A new program introduced this fall will help OU community's budding entrepreneurs -- students, faculty and staff at Oakland University and Cooley Law School (CLS) -- gain access to the support and expertise to move from the idea stage of a new business, product or service, into implementation.


To support OU entrepreneurs, the new Ideas to Business (I2B) lab brings together paid student experts from across campus -- from business, technology, engineering, law and more  ̶  and teams them up with business professionals who serve as advisors. Called the Team Resource Group (TRG), this group counsels and assists the entrepreneur in crafting a business plan and pilot study to see if the business is viable. 


Through the I2B, the OU entrepreneurs will have access to the resources to help them explore, define and launch a new business venture. In addition to the skills and expertise of the TRG, resources such as office equipment, meeting space, product testing support and access to a network of other business professionals will be available in the I2B Lab in Elliott Hall, OU INC and other locations based on the business need. 


This multidisciplinary approach is supported through key partnerships across campus including the schools of Business Administration (SBA) and Engineering and Computer Science (SECS), and the OU INC.


To introduce the I2B to the community, OU is hosting an open house Thursday, Nov. 3, at 3 p.m., at OU INC in the Shotwell Gustafson Pavilion on OU’s campus.


A boost to business, education


By providing this critical assistance during the start-up phase, I2B will help OU entrepreneurs increase their chance of success in the business world, says Wayne Blizman, I2B coordinator. 


A National Business Incubation be an Association study reports that 87 percent of incubator startups are still in business after 10 years, compared to a survival rate of only 44 percent of non-participants after four years in business.


“This program allows the person to take his or her idea from the dream stage to reality,” Blizman says. “It will increase the odds a new business will become a sustainable, contributing member of a strong economic community.”

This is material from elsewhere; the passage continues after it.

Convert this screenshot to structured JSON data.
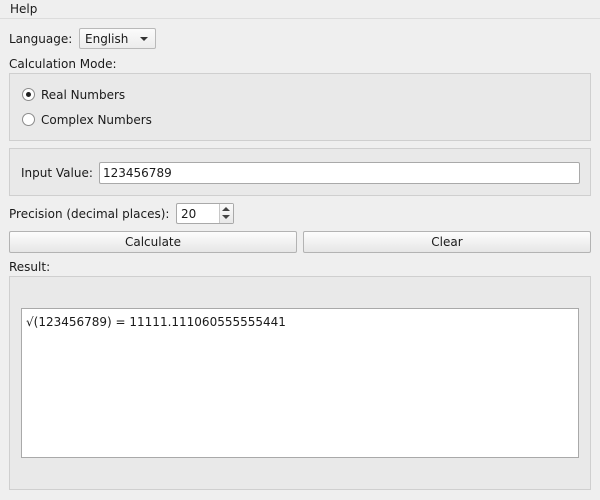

Conducting real business in the real world, I2B members will discover what works and what doesn't when starting a business. Depending on the new venture, the law student, for example, may research, then brief the team on patents, while the engineering student may investigate, test and suggest the most economical design of a product. 


The partnership with OU INC, OU's SmartZone business incubator, is a strong asset to the I2B and its participants. It's here where I2B entrepreneurs and their team members can tap the expertise of OU INC professionals to learn about start-up costs, investment strategies and more.

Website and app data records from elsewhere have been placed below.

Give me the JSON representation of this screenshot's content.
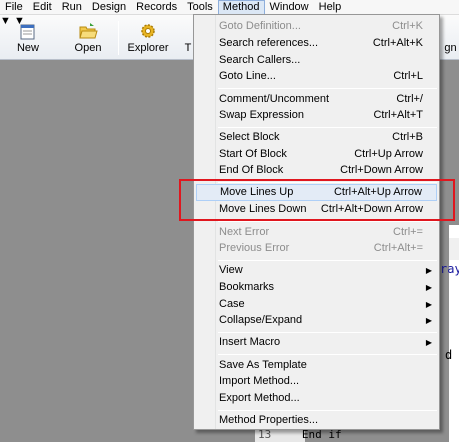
{
  "menubar": [
    "File",
    "Edit",
    "Run",
    "Design",
    "Records",
    "Tools",
    "Method",
    "Window",
    "Help"
  ],
  "toolbar": {
    "new_label": "New",
    "open_label": "Open",
    "explorer_label": "Explorer",
    "partial_label": "T",
    "right_partial_label": "gn"
  },
  "editor": {
    "code_fragment_1": "ray",
    "code_fragment_2": "d",
    "line_number": "13",
    "line_text": "End if"
  },
  "method_menu": {
    "goto_definition": {
      "label": "Goto Definition...",
      "shortcut": "Ctrl+K"
    },
    "search_references": {
      "label": "Search references...",
      "shortcut": "Ctrl+Alt+K"
    },
    "search_callers": {
      "label": "Search Callers..."
    },
    "goto_line": {
      "label": "Goto Line...",
      "shortcut": "Ctrl+L"
    },
    "comment": {
      "label": "Comment/Uncomment",
      "shortcut": "Ctrl+/"
    },
    "swap": {
      "label": "Swap Expression",
      "shortcut": "Ctrl+Alt+T"
    },
    "select_block": {
      "label": "Select Block",
      "shortcut": "Ctrl+B"
    },
    "start_of_block": {
      "label": "Start Of Block",
      "shortcut": "Ctrl+Up Arrow"
    },
    "end_of_block": {
      "label": "End Of Block",
      "shortcut": "Ctrl+Down Arrow"
    },
    "move_up": {
      "label": "Move Lines Up",
      "shortcut": "Ctrl+Alt+Up Arrow"
    },
    "move_down": {
      "label": "Move Lines Down",
      "shortcut": "Ctrl+Alt+Down Arrow"
    },
    "next_error": {
      "label": "Next Error",
      "shortcut": "Ctrl+="
    },
    "prev_error": {
      "label": "Previous Error",
      "shortcut": "Ctrl+Alt+="
    },
    "view": {
      "label": "View"
    },
    "bookmarks": {
      "label": "Bookmarks"
    },
    "case": {
      "label": "Case"
    },
    "collapse": {
      "label": "Collapse/Expand"
    },
    "insert_macro": {
      "label": "Insert Macro"
    },
    "save_template": {
      "label": "Save As Template"
    },
    "import_method": {
      "label": "Import Method..."
    },
    "export_method": {
      "label": "Export Method..."
    },
    "method_properties": {
      "label": "Method Properties..."
    }
  },
  "colors": {
    "highlight_box": "#e0161e",
    "menu_hover": "#e3ebf6"
  }
}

“We, as a university, have a real opportunity to help our own develop something significant while giving our students real-life opportunities in the business world,” Blizman says of the I2B.




By Rene Wisely